There are lots of kid-friendly activities in and around Toronto during March break. These include:* The Art Gallery of Ontario has nine days of drop-in family fun March 10-18 from 10:30 a.m. to 4 p.m. daily — everything from making a silly Emoji face mask to creating a family memory on the Selfie Wall and more. Activities are free with general admission. Visitors can save $10 off the cost of a family pass when they buy advance tickets online. See ago.ca/events/march-break-2018.
As the Sun’s National Travel Editor, I receive a barrage of information about events, tours, hotel developments, etc. Here are some things I found interesting this week:For 57 years now, the Myrtle Beach area has been welcoming Canadians travellers with deep discounts on attractions, accommodation, dining and more during its one-week Canadian-American Festival, aka Can-Am Days. This year’s event runs March 10 to March 18, and once again there are dicounts ranging from 25% to 55% off.
Muck Rack makes it simple to find people, tweets, or articles that mention any name, keyword, company, hashtag etc. We've compiled this guide to help you make the most of your search.
Selecting a term
Start searching tweets, articles from media outlets, articles mentioned in tweets, journalists'
names, titles and bios with some suggested searches:
Companies or Topics (e.g. iPhone, Microsoft)
Phrases (e.g. "cloud computing") — use quotes to keep the terms together
Twitter handles (e.g. @username) — returns those who have mentioned or replied to
Names (e.g. "David Pogue")
Hashtags (e.g. #sxsw, #london2012)
Bio details (e.g. vegan, Olympics, father)
Muck Rack's Advanced Search allows for many boolean operators.
Find results that mention multiple specified terms, use AND or
+. For example, ensure each result contains both Elon Musk and Mark Zuckerberg by
searching Musk AND Zuckerberg or Musk + Zuckerberg.
Use the operators OR or , to broaden your search when you'd like either of

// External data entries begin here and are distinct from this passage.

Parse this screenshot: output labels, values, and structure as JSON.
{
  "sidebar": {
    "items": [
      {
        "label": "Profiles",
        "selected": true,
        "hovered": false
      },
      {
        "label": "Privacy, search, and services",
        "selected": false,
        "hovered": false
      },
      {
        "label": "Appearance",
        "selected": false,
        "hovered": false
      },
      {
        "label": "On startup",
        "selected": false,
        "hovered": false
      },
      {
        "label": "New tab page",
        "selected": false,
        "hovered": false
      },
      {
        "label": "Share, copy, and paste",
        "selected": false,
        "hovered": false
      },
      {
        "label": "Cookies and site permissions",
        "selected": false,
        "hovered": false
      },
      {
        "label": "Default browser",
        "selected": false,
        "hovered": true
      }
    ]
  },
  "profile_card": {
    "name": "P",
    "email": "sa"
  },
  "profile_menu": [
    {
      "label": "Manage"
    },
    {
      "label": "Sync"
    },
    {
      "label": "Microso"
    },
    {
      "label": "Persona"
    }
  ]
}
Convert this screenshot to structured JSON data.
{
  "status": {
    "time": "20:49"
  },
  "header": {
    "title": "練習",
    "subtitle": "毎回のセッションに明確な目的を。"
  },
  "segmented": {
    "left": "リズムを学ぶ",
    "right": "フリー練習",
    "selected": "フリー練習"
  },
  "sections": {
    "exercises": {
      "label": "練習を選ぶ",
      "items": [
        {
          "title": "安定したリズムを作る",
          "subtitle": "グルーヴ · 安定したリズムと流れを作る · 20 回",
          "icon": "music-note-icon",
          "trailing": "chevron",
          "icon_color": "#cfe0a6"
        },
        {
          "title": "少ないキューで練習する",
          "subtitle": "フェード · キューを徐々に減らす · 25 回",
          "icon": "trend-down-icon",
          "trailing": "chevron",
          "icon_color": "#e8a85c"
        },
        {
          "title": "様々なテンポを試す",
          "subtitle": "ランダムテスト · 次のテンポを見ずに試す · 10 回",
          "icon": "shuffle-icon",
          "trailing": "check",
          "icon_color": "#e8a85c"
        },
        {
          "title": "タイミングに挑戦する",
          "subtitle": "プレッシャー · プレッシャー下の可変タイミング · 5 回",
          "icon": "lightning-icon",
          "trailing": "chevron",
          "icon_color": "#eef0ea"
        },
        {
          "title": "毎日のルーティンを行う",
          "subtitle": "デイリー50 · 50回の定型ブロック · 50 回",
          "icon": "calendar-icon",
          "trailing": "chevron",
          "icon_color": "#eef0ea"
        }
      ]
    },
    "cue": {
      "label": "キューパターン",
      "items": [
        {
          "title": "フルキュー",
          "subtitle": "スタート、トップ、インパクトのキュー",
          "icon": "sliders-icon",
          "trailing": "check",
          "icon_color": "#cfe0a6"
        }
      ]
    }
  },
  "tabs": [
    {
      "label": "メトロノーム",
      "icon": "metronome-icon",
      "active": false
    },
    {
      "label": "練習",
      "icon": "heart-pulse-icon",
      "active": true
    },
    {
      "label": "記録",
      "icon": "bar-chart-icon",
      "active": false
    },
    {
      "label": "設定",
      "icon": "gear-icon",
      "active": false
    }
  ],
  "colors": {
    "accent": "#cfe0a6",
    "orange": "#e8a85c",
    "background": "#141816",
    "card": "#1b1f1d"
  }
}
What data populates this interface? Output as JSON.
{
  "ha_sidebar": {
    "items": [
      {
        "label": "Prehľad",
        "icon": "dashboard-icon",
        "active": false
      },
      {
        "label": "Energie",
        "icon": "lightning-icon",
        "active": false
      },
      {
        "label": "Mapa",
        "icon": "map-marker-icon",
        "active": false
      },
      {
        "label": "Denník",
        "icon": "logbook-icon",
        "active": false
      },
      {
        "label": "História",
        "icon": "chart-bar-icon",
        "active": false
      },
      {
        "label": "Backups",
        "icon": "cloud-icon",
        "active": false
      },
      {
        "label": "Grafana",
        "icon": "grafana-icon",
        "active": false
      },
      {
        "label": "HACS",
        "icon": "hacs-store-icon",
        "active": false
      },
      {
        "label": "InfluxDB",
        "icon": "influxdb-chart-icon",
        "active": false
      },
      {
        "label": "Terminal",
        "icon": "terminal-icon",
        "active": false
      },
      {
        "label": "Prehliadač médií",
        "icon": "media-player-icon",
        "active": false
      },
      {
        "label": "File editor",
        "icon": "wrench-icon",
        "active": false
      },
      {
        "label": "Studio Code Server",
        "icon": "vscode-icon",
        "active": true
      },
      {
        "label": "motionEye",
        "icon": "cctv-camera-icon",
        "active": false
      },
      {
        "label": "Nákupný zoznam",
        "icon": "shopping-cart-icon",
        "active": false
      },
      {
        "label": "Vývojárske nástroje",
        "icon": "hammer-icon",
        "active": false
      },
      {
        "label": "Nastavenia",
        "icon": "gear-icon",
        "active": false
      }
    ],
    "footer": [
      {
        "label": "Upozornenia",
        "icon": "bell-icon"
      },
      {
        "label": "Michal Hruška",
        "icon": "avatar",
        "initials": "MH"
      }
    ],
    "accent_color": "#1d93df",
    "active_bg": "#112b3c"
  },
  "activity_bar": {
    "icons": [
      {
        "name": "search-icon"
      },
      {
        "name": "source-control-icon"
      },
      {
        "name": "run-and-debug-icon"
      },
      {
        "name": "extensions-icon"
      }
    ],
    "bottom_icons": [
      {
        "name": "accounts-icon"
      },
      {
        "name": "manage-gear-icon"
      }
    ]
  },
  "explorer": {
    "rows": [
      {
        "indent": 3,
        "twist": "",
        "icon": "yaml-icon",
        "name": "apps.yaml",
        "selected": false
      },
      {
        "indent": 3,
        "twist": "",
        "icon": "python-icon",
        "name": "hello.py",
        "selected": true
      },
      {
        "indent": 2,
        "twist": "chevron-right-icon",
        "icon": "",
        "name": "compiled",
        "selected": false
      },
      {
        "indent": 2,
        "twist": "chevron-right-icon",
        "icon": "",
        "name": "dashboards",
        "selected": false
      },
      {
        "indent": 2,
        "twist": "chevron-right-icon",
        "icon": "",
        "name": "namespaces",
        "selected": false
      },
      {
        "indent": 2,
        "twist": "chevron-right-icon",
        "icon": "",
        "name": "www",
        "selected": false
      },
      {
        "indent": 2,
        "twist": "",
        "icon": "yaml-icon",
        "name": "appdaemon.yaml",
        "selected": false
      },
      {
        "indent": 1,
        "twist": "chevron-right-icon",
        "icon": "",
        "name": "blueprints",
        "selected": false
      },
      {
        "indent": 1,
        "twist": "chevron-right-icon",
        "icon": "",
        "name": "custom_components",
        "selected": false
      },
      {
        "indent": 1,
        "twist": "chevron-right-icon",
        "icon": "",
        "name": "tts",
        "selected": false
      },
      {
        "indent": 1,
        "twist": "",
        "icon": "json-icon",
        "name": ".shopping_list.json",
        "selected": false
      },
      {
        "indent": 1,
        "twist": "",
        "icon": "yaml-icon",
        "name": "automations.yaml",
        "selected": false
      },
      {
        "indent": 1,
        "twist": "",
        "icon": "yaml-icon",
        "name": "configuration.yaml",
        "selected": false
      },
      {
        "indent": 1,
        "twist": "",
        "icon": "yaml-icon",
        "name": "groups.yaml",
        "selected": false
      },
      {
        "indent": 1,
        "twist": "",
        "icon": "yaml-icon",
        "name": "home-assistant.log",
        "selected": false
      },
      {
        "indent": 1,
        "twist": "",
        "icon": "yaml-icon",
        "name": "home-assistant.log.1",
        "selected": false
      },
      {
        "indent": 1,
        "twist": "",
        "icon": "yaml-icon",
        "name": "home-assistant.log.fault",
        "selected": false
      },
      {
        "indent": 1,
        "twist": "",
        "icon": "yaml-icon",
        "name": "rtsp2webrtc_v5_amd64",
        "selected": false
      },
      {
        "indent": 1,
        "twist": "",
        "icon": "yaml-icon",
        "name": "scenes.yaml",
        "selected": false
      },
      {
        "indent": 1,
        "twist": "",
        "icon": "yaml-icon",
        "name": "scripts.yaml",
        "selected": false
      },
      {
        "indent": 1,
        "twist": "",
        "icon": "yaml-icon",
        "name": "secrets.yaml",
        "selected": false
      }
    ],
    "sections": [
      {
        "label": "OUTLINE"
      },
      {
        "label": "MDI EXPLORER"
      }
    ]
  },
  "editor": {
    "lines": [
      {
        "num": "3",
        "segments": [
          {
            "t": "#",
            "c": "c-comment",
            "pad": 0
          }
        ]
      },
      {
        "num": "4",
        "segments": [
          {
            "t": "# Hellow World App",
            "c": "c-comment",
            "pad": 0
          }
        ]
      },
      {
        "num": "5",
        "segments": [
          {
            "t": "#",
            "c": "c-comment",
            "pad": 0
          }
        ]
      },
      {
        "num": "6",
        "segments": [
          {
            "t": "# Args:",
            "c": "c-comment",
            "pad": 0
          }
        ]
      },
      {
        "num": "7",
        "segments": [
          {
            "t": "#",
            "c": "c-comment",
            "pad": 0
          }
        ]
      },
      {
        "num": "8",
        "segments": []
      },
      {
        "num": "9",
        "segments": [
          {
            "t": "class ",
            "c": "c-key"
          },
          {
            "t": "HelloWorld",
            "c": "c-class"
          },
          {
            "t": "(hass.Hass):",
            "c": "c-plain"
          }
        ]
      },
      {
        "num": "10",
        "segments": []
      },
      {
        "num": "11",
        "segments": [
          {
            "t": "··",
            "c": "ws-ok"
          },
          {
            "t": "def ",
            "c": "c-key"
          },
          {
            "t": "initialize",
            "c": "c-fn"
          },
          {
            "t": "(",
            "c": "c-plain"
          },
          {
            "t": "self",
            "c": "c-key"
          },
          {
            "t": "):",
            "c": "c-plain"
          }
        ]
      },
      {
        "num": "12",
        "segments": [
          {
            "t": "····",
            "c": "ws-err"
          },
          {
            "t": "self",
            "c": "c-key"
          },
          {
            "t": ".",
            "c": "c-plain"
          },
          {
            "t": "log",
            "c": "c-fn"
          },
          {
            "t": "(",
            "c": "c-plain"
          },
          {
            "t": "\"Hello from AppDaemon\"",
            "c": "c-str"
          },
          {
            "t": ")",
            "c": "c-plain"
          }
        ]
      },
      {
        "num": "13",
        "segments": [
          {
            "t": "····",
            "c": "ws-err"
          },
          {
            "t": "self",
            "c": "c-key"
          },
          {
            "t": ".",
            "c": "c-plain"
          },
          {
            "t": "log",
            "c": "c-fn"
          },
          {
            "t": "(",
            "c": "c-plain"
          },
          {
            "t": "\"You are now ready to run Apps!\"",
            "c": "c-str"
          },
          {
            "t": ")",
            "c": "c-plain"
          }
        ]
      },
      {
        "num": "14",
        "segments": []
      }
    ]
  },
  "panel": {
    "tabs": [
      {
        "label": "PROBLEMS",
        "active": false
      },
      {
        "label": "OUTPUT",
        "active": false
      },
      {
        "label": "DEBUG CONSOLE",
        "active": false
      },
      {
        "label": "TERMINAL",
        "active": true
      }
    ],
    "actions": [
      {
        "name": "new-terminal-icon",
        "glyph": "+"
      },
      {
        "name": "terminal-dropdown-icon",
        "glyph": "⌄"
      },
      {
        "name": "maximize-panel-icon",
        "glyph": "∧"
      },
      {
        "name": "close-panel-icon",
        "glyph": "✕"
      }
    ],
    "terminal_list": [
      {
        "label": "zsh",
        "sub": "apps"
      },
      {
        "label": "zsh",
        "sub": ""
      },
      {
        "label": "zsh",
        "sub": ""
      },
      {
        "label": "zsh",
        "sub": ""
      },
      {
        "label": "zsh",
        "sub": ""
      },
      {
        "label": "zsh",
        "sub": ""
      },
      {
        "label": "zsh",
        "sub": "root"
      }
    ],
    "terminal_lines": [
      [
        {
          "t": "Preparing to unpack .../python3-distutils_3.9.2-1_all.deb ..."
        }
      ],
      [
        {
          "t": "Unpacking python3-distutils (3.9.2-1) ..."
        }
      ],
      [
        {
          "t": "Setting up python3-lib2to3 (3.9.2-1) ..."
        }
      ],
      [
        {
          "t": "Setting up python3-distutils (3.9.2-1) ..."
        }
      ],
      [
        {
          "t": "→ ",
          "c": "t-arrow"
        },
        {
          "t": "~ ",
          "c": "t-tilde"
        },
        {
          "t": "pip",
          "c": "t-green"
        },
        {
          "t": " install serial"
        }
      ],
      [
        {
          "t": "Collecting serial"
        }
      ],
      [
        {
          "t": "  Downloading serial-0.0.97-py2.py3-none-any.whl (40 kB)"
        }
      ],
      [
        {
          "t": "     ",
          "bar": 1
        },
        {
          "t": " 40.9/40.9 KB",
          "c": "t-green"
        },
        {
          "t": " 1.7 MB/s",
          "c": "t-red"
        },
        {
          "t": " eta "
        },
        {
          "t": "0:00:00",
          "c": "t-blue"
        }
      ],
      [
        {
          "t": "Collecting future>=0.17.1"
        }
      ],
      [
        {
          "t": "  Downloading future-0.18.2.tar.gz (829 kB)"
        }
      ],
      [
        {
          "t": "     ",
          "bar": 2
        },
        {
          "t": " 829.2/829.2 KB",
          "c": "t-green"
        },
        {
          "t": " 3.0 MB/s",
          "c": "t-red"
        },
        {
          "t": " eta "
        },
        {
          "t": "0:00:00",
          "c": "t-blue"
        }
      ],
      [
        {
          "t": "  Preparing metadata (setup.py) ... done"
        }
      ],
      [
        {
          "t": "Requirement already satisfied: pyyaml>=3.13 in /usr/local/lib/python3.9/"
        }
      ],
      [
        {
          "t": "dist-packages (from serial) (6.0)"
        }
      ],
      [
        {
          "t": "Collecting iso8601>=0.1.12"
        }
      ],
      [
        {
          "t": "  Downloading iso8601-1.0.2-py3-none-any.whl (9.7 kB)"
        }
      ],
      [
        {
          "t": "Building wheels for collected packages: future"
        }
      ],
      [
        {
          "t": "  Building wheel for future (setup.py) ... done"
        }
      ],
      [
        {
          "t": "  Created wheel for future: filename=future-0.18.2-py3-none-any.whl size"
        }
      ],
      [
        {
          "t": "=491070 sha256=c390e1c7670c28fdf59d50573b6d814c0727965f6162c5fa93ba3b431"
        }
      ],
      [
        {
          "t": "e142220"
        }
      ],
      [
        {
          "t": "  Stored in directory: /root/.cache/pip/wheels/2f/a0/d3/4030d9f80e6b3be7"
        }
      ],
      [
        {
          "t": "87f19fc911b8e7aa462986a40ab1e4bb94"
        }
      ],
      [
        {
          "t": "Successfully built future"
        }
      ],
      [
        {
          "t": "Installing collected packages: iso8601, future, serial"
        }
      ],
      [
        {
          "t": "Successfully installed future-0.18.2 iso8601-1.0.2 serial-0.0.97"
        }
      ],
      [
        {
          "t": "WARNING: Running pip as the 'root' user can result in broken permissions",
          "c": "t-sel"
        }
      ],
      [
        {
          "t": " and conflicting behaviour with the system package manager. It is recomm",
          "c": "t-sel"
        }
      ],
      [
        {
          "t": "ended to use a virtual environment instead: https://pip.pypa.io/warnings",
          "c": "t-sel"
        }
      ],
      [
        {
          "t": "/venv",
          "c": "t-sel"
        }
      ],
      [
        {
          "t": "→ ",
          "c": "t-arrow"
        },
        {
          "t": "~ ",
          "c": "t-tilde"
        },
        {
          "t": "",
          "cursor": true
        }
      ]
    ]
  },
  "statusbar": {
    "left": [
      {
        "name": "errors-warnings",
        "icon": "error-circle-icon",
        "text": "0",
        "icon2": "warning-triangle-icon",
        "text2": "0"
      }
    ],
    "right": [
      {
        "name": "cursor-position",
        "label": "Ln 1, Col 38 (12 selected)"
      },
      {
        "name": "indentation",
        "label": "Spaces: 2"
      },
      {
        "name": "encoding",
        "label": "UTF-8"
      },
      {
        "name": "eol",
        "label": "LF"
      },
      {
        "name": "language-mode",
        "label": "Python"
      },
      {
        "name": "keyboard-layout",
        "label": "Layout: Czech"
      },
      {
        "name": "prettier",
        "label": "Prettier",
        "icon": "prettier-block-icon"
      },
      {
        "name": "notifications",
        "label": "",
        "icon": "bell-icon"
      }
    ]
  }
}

multiple terms to appear in results. (This is the default behavior of our search when no operators
are used). For example, results will contain either cake or cookie by searching cake OR cookie or cake,cookie
Use NOT or - to subtract results from your search. For
example, searching Disney will yield results about the Walt Disney Company as well as Walt Disney
World Resort. To exclude mentions of Disney World, search for Disney -World or Disney
When using one of these operators with a phrase, enclose it in quotation marks. For example, you can
find results about smartphones excluding Apple's iPhone 4S by searching smartphone -"iPhone
Exact case matching or punctuation
If you're searching for a brand name or keyword that relies on specific punctuation marks or capitalization, you can
find results that match your exact query by adding matchcase: before the keyword you're searching for, like matchcase:E*TRADE .
Use parentheses to separate multiple
boolean phrases. For example, to find journalists talking about having fun in Disney World or
Disneyland, search for ("disney world" OR disneyland) AND fun.
An asterisk can be used to search for any variation of a root word truncated by the asterisk. For example, searching for admin* will return results for administrator, administration, administer, administered, etc.
A near operator is an AND operator where you can control the distance between the words. You can vary the distance the near operation uses by adding a forward slash and number (between 0-99) such as strawberries NEAR/10 "whipped cream", which means the strawberries must exist within 10 words of "whipped cream".